Study material.
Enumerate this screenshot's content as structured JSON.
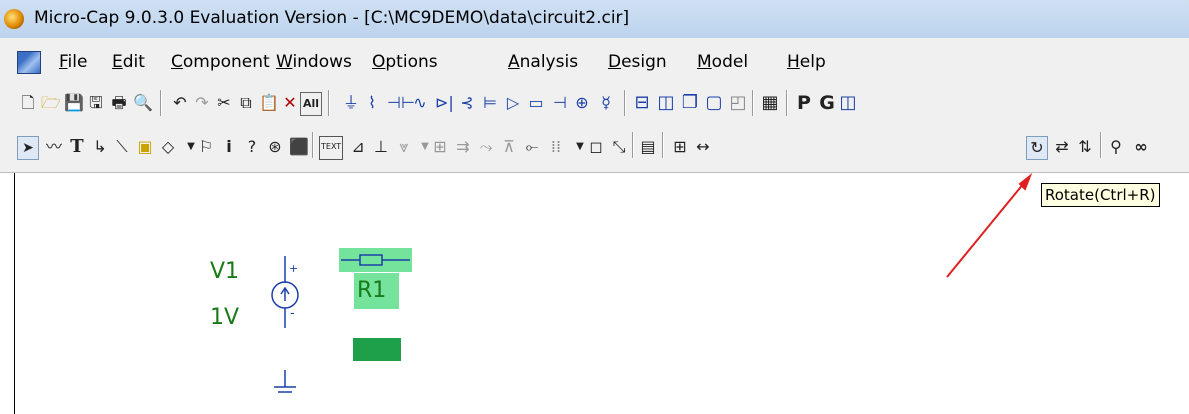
{
  "window": {
    "title": "Micro-Cap 9.0.3.0 Evaluation Version - [C:\\MC9DEMO\\data\\circuit2.cir]"
  },
  "menu": [
    {
      "u": "F",
      "rest": "ile"
    },
    {
      "u": "E",
      "rest": "dit"
    },
    {
      "u": "C",
      "rest": "omponent"
    },
    {
      "u": "W",
      "rest": "indows"
    },
    {
      "u": "O",
      "rest": "ptions"
    },
    {
      "u": "A",
      "rest": "nalysis"
    },
    {
      "u": "D",
      "rest": "esign"
    },
    {
      "u": "M",
      "rest": "odel"
    },
    {
      "u": "H",
      "rest": "elp"
    }
  ],
  "toolbar": {
    "all_label": "All",
    "p_label": "P",
    "g_label": "G",
    "text_label": "TEXT"
  },
  "tooltip": "Rotate(Ctrl+R)",
  "circuit": {
    "v1_name": "V1",
    "v1_value": "1V",
    "r1_name": "R1",
    "plus": "+",
    "minus": "-"
  },
  "colors": {
    "component": "#1a7a1a",
    "wire": "#1b3fa8",
    "selection": "#74e39c",
    "arrow": "#e02020"
  }
}
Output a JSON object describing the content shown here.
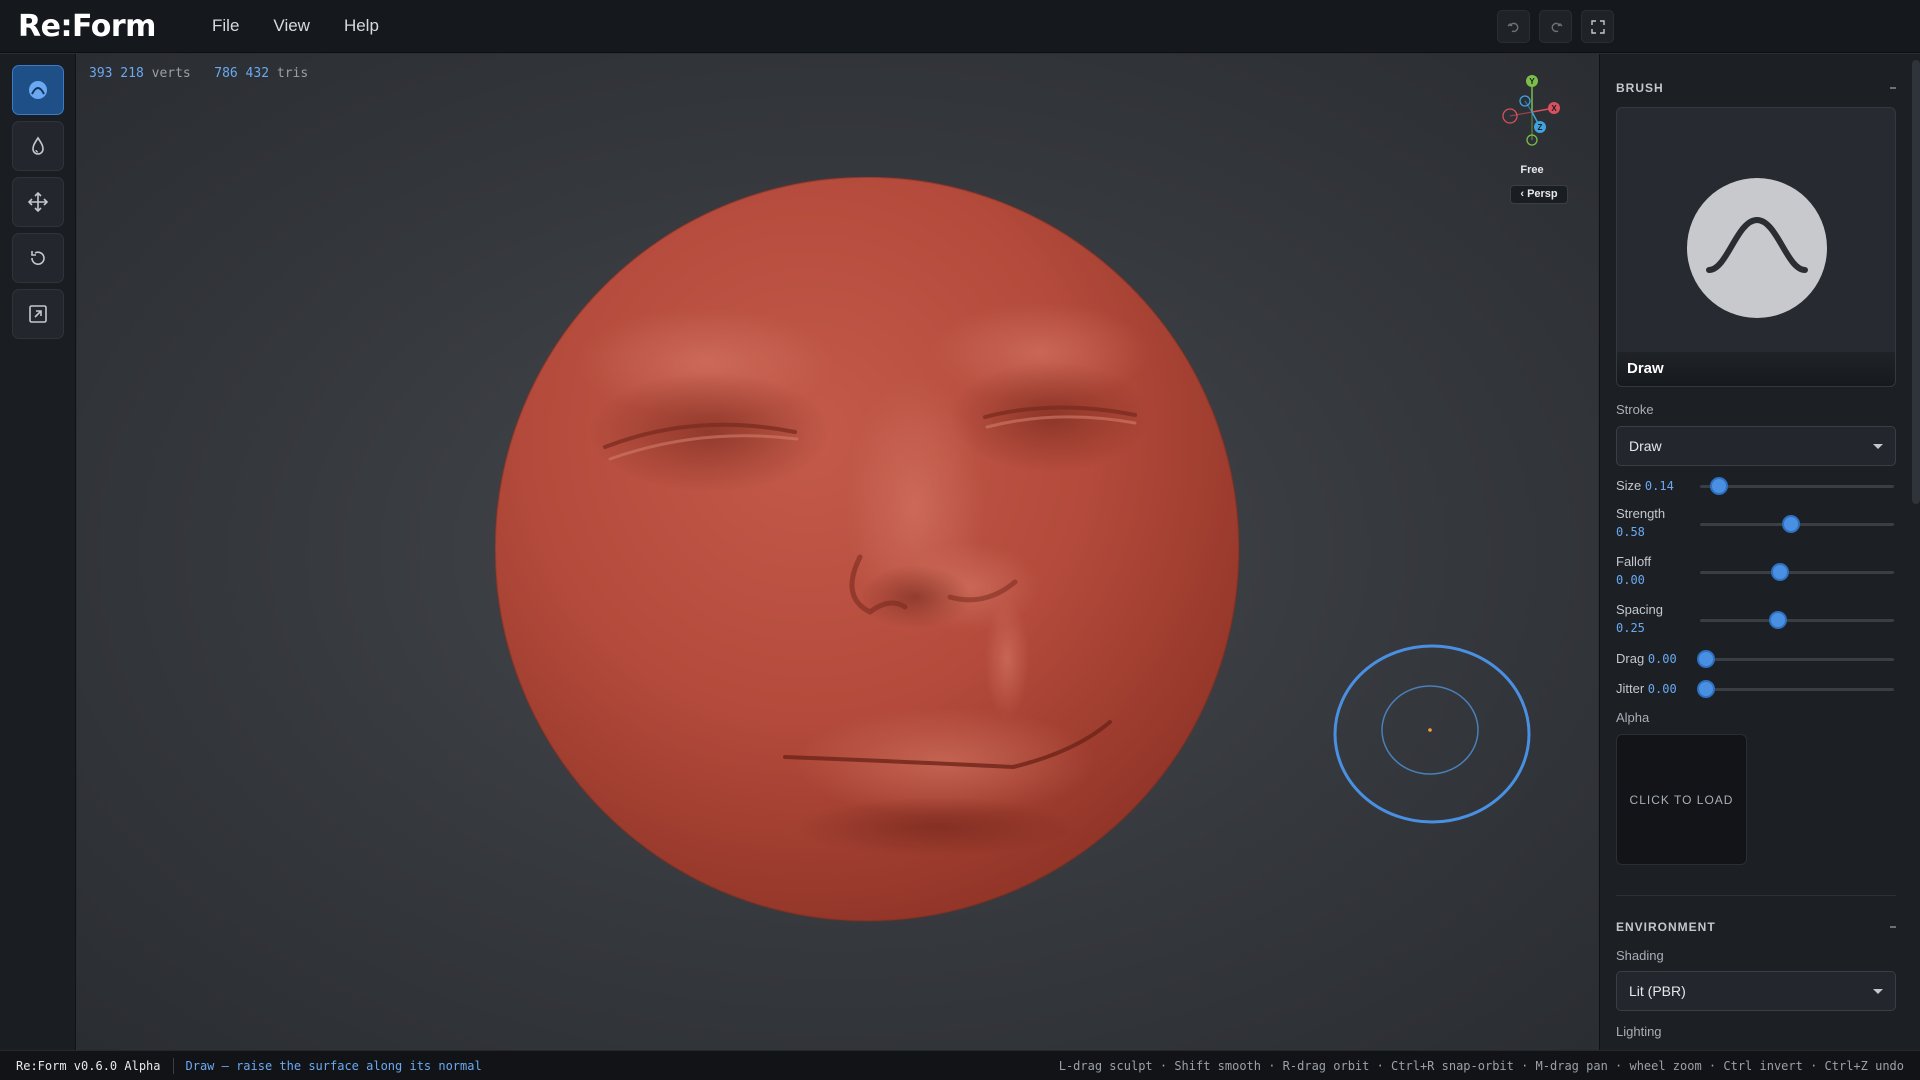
{
  "app": {
    "logo": "Re:Form"
  },
  "menu": [
    "File",
    "View",
    "Help"
  ],
  "top_buttons": [
    "undo-icon",
    "redo-icon",
    "fullscreen-icon"
  ],
  "tools": [
    {
      "name": "brush-draw",
      "icon": "brush-icon",
      "active": true
    },
    {
      "name": "smooth",
      "icon": "drop-icon",
      "active": false
    },
    {
      "name": "move",
      "icon": "move-icon",
      "active": false
    },
    {
      "name": "reset",
      "icon": "reset-icon",
      "active": false
    },
    {
      "name": "export",
      "icon": "export-icon",
      "active": false
    }
  ],
  "stats": {
    "verts": "393 218",
    "verts_label": "verts",
    "tris": "786 432",
    "tris_label": "tris"
  },
  "gizmo": {
    "mode": "Free",
    "projection": "‹ Persp",
    "axes": [
      "Y",
      "X",
      "Z"
    ]
  },
  "brush": {
    "section": "BRUSH",
    "preview_name": "Draw",
    "stroke_label": "Stroke",
    "stroke_value": "Draw",
    "sliders": [
      {
        "label": "Size",
        "value": "0.14",
        "fraction": 0.1,
        "inline": true
      },
      {
        "label": "Strength",
        "value": "0.58",
        "fraction": 0.47,
        "inline": false
      },
      {
        "label": "Falloff",
        "value": "0.00",
        "fraction": 0.41,
        "inline": false
      },
      {
        "label": "Spacing",
        "value": "0.25",
        "fraction": 0.4,
        "inline": false
      },
      {
        "label": "Drag",
        "value": "0.00",
        "fraction": 0.03,
        "inline": true
      },
      {
        "label": "Jitter",
        "value": "0.00",
        "fraction": 0.03,
        "inline": true
      }
    ],
    "alpha_label": "Alpha",
    "alpha_button": "CLICK TO LOAD"
  },
  "environment": {
    "section": "ENVIRONMENT",
    "shading_label": "Shading",
    "shading_value": "Lit (PBR)",
    "lighting_label": "Lighting"
  },
  "status": {
    "version": "Re:Form v0.6.0 Alpha",
    "tip": "Draw — raise the surface along its normal",
    "keys": "L-drag sculpt · Shift smooth · R-drag orbit · Ctrl+R snap-orbit · M-drag pan · wheel zoom · Ctrl invert · Ctrl+Z undo"
  },
  "colors": {
    "accent": "#4a90e2",
    "clay": "#b2483a",
    "background": "#2b2e33"
  }
}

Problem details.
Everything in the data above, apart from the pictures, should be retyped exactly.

Solution below.
Enumerate this screenshot's content as structured JSON.
{
  "window": {
    "title": "Micro-Cap 9.0.3.0 Evaluation Version - [C:\\MC9DEMO\\data\\circuit2.cir]"
  },
  "menu": [
    {
      "u": "F",
      "rest": "ile"
    },
    {
      "u": "E",
      "rest": "dit"
    },
    {
      "u": "C",
      "rest": "omponent"
    },
    {
      "u": "W",
      "rest": "indows"
    },
    {
      "u": "O",
      "rest": "ptions"
    },
    {
      "u": "A",
      "rest": "nalysis"
    },
    {
      "u": "D",
      "rest": "esign"
    },
    {
      "u": "M",
      "rest": "odel"
    },
    {
      "u": "H",
      "rest": "elp"
    }
  ],
  "toolbar": {
    "all_label": "All",
    "p_label": "P",
    "g_label": "G",
    "text_label": "TEXT"
  },
  "tooltip": "Rotate(Ctrl+R)",
  "circuit": {
    "v1_name": "V1",
    "v1_value": "1V",
    "r1_name": "R1",
    "plus": "+",
    "minus": "-"
  },
  "colors": {
    "component": "#1a7a1a",
    "wire": "#1b3fa8",
    "selection": "#74e39c",
    "arrow": "#e02020"
  }
}
Output a JSON object describing the content shown here.
{
  "app": {
    "logo": "Re:Form"
  },
  "menu": [
    "File",
    "View",
    "Help"
  ],
  "top_buttons": [
    "undo-icon",
    "redo-icon",
    "fullscreen-icon"
  ],
  "tools": [
    {
      "name": "brush-draw",
      "icon": "brush-icon",
      "active": true
    },
    {
      "name": "smooth",
      "icon": "drop-icon",
      "active": false
    },
    {
      "name": "move",
      "icon": "move-icon",
      "active": false
    },
    {
      "name": "reset",
      "icon": "reset-icon",
      "active": false
    },
    {
      "name": "export",
      "icon": "export-icon",
      "active": false
    }
  ],
  "stats": {
    "verts": "393 218",
    "verts_label": "verts",
    "tris": "786 432",
    "tris_label": "tris"
  },
  "gizmo": {
    "mode": "Free",
    "projection": "‹ Persp",
    "axes": [
      "Y",
      "X",
      "Z"
    ]
  },
  "brush": {
    "section": "BRUSH",
    "preview_name": "Draw",
    "stroke_label": "Stroke",
    "stroke_value": "Draw",
    "sliders": [
      {
        "label": "Size",
        "value": "0.14",
        "fraction": 0.1,
        "inline": true
      },
      {
        "label": "Strength",
        "value": "0.58",
        "fraction": 0.47,
        "inline": false
      },
      {
        "label": "Falloff",
        "value": "0.00",
        "fraction": 0.41,
        "inline": false
      },
      {
        "label": "Spacing",
        "value": "0.25",
        "fraction": 0.4,
        "inline": false
      },
      {
        "label": "Drag",
        "value": "0.00",
        "fraction": 0.03,
        "inline": true
      },
      {
        "label": "Jitter",
        "value": "0.00",
        "fraction": 0.03,
        "inline": true
      }
    ],
    "alpha_label": "Alpha",
    "alpha_button": "CLICK TO LOAD"
  },
  "environment": {
    "section": "ENVIRONMENT",
    "shading_label": "Shading",
    "shading_value": "Lit (PBR)",
    "lighting_label": "Lighting"
  },
  "status": {
    "version": "Re:Form v0.6.0 Alpha",
    "tip": "Draw — raise the surface along its normal",
    "keys": "L-drag sculpt · Shift smooth · R-drag orbit · Ctrl+R snap-orbit · M-drag pan · wheel zoom · Ctrl invert · Ctrl+Z undo"
  },
  "colors": {
    "accent": "#4a90e2",
    "clay": "#b2483a",
    "background": "#2b2e33"
  }
}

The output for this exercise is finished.